“Living in this scene and staying authentic is a battle, and over the last decade, a lot of my needs got clouded by this industry. You get caught up in it, and it colors the standards you hold yourself to.” When they first began making songs, they were 16 and posting them on YouTube without second-guessing themselves. “That’s when I made some of my favorite art. I wanted to work out how to get back to that shameless teenage feeling with the brain of an adult,” Weiss adds.

Currently transitioning and going through a form of “second puberty,” the 35-year-old has been able to reclaim some of those precious teenage feelings, but as the title of their latest release affirms, it’s taken a long time to get there.

The first album they’ve released since starting vocal lessons, The Long Way sees Weiss picking up all the pieces they’ve lost along the way. From the opening swell of “Dust Storm,” a song written while they were pulled off the highway heading back from tour at the end of 2019, Weiss presents 11 songs connected by a thread of new beginnings.

Each document the process of finding the space and comfort to address your own needs when everything around you feels too loud. They tell the story of upending your life and planting the roots back in healthier soil.

“I feel like the last time I was truly connected to myself was when I was a kid, before the changes of puberty started happening and the expectations rolled in,” Weiss nods.

“I'm always wearing Realtree camouflage now, and it’s trendy these days, but it’s also what I always wore as a kid. The album cover is a photo that my cousin took of me when I was around nine years old and had just gotten this full camouflage outfit. I would go out into our yard in the suburbs and hide in the woods pretending to be a creature. It's been cool to go back to those things as an adult and understand that the boxes society wants you to fit into are relative. Everybody's individual life can look totally different, and that's okay.”

An album of deep personal introspection, that feeling is charted in the teenage nostalgia of “New Day, Old Ghost,” a song about the childlike wonder of discovering music alongside friends. Inspired by one of Weiss’ childhood best friends who recently passed away, it’s a reminder that our time on Earth is fleeting but that wonder can be found in the smallest moments.

Letting people into the deepest crevices of their soul and allowing them to find solace within the stories that exist there, Weiss is culminating a community through authenticity. A reminder that the path to self-discovery is littered with ups and downs, The Long Way proves that no matter how many times you lose yourself along the way — you can always come back.

“It's like something has been unlocked and I feel more of a sense of being settled, which is funny because I'm not physically settled at all,” they explain.

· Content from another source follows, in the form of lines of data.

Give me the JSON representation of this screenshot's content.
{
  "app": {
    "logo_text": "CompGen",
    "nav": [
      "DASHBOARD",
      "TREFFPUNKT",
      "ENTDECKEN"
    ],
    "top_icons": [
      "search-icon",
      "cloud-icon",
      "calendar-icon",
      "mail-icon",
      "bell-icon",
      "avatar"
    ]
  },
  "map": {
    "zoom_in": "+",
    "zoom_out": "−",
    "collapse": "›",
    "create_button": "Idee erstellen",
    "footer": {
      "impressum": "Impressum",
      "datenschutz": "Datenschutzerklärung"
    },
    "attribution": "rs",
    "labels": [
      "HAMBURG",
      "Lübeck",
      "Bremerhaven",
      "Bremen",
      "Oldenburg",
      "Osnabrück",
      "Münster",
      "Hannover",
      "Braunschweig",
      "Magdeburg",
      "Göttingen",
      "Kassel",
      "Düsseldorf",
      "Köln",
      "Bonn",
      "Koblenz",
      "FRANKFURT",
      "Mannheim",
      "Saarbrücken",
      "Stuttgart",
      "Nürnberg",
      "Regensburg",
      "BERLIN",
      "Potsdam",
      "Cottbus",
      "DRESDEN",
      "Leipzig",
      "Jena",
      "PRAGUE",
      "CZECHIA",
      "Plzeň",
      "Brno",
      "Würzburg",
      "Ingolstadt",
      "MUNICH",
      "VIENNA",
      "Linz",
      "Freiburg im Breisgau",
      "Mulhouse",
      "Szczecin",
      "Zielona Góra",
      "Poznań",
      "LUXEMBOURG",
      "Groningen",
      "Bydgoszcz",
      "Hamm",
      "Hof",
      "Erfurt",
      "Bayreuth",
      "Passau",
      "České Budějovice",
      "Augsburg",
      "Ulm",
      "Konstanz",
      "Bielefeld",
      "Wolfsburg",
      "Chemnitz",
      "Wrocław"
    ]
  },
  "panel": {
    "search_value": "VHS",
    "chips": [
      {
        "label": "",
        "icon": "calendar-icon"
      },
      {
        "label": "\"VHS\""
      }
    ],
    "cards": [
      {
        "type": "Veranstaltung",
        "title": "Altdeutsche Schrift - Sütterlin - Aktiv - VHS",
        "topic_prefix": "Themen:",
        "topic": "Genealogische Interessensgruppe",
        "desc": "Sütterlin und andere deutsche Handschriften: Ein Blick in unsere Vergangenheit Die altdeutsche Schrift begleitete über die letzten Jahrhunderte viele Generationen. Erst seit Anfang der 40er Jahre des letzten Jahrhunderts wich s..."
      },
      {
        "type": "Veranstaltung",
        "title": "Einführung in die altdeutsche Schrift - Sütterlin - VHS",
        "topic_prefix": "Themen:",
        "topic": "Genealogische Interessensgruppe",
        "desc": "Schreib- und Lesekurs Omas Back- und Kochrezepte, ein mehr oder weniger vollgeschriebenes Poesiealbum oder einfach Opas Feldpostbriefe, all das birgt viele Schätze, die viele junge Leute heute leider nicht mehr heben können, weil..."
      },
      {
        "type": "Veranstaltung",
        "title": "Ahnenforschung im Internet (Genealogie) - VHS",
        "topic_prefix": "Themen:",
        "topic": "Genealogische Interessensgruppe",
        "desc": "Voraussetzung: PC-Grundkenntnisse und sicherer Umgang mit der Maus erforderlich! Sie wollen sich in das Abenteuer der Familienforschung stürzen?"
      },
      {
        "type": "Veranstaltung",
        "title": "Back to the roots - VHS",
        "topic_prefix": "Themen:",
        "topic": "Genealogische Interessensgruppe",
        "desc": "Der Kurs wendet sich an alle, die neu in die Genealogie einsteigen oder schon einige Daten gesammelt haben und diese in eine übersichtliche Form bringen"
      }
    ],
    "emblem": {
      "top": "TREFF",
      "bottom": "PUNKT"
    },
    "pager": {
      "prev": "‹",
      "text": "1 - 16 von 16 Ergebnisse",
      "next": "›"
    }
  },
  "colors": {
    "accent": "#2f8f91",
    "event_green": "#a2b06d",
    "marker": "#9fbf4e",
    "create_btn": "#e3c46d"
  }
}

“I was in Michigan all summer chasing the good weather, I've been in North Carolina recently, and when the tour is done, I'm going to bring my trailer back to California. I don't necessarily have a home base, or everything figured out, but in myself and what I want as a human being and as an artist — it feels like I’ve found the path towards it. Now, I just have to keep going forward.”

That forward motion doesn’t involve dropping completely off the grid, however, as Weiss will be the first to admit that they’re part of the “terminally online” generation. Thriving in the positive community found in online spaces, it’s further proof that no aspect of life needs to exist at the end of a spectrum, and for Weiss, finding beauty in nuance has played a key role in their growth.

It's a path that’s been far from linear, but regardless of the twists and turns it now takes, they know they’re headed in the right direction. No longer caught up in other people’s definitions of success, Weiss is simply focused on self-discovery, storytelling and chasing happiness. If anything else comes along? Well, that’s just the cherry on top.

“Before I thought that there was one map to follow, whereas now I realize there are no maps. I can just be me, and that’s the ultimate discovery. Queerness is so wonderful because there's no rules, and there are no maps. That can be the hard part because it's a little more difficult when you have to cut your own way, but it’s all been worth it for me.”